Another option is we could auto-synchronize on some methods (tbd) of Calendar to force it to be thread-safe, and then we could auto-lock those methods by default in tc-config. The downside of this is that even non-clustered, thread-confined instances of Calendar would have that synchronization overhead.

Finally Tim pointed out that we could do this in a new Calendar TIM, and document very clearly that if you want thread-safe clusterable Calendar instances, you can use this TIM but all instances of Calendar will have synchronization. Otherwise, user should manually guard and configure TC locks for their Calendar instances.

One last possibility that didn’t occur to me until after the meeting - could we modify TC to not throw UnlockSharedObjectException in the case that a set is being done to a field that is already set to the same value?

Scott Bale 2008-04-09

Forgot one other possibility we discussed - we could switch Calendar to logical management rather than physical management (like we do with TreeMap). But that has its own set of hurdles especially for subclassers of Calendar.

Stephen Goldbaum 2008-05-02

For some outside feedback: A lot of financial applications with large existing code bases use Calendar extensively, which makes this a major issue for adopting TC. The Calendar TIM solution looks like a good option.
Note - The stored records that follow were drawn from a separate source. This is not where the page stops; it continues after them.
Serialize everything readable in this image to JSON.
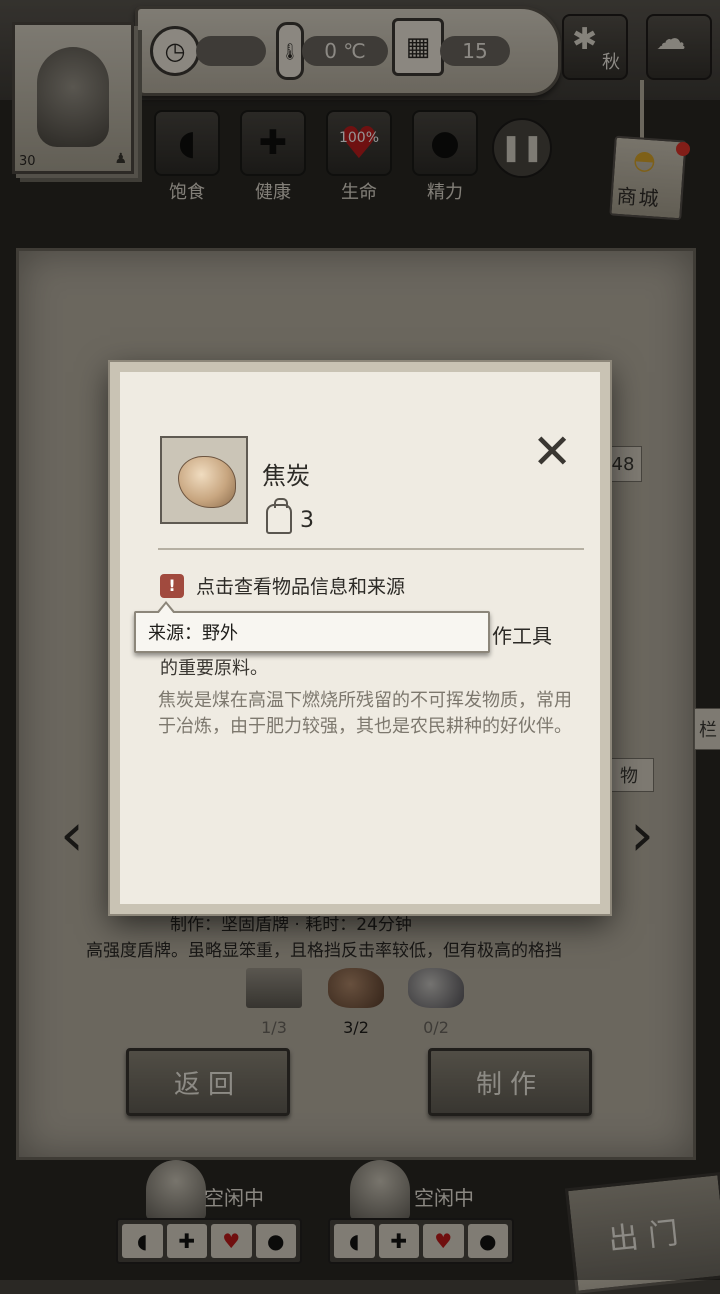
{
  "hud": {
    "level": "30",
    "temperature": "0 ℃",
    "day": "15",
    "season": "秋",
    "stats": [
      {
        "label": "饱食",
        "icon": "stomach-icon"
      },
      {
        "label": "健康",
        "icon": "health-cross-icon"
      },
      {
        "label": "生命",
        "icon": "heart-icon",
        "value": "100%"
      },
      {
        "label": "精力",
        "icon": "person-icon"
      }
    ],
    "shop_label": "商城",
    "colors": {
      "heart": "#c01e1e",
      "warn": "#a14a3e",
      "notify": "#e0342a"
    }
  },
  "background": {
    "partial_count": "48",
    "side_tab_right": "栏",
    "side_tag": "物",
    "recipe_line1": "制作：坚固盾牌 · 耗时：24分钟",
    "recipe_desc": "高强度盾牌。虽略显笨重，且格挡反击率较低，但有极高的格挡",
    "materials": [
      {
        "name": "wood-planks",
        "count": "1/3"
      },
      {
        "name": "coke-ore",
        "count": "3/2"
      },
      {
        "name": "iron-ore",
        "count": "0/2"
      }
    ],
    "back_button": "返回",
    "craft_button": "制作"
  },
  "survivors": [
    {
      "status": "空闲中"
    },
    {
      "status": "空闲中"
    }
  ],
  "exit_button": "出门",
  "modal": {
    "item_name": "焦炭",
    "quantity": "3",
    "info_prompt": "点击查看物品信息和来源",
    "partial_right": "作工具",
    "partial_line": "的重要原料。",
    "description": "焦炭是煤在高温下燃烧所残留的不可挥发物质，常用于冶炼，由于肥力较强，其也是农民耕种的好伙伴。",
    "tooltip": "来源：野外"
  }
}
Another option would be to provide your own implementation of Calendar & GregorianCalendar (and TimeZone?) in the boot jar with the appropriate modifications to make it behave for TC.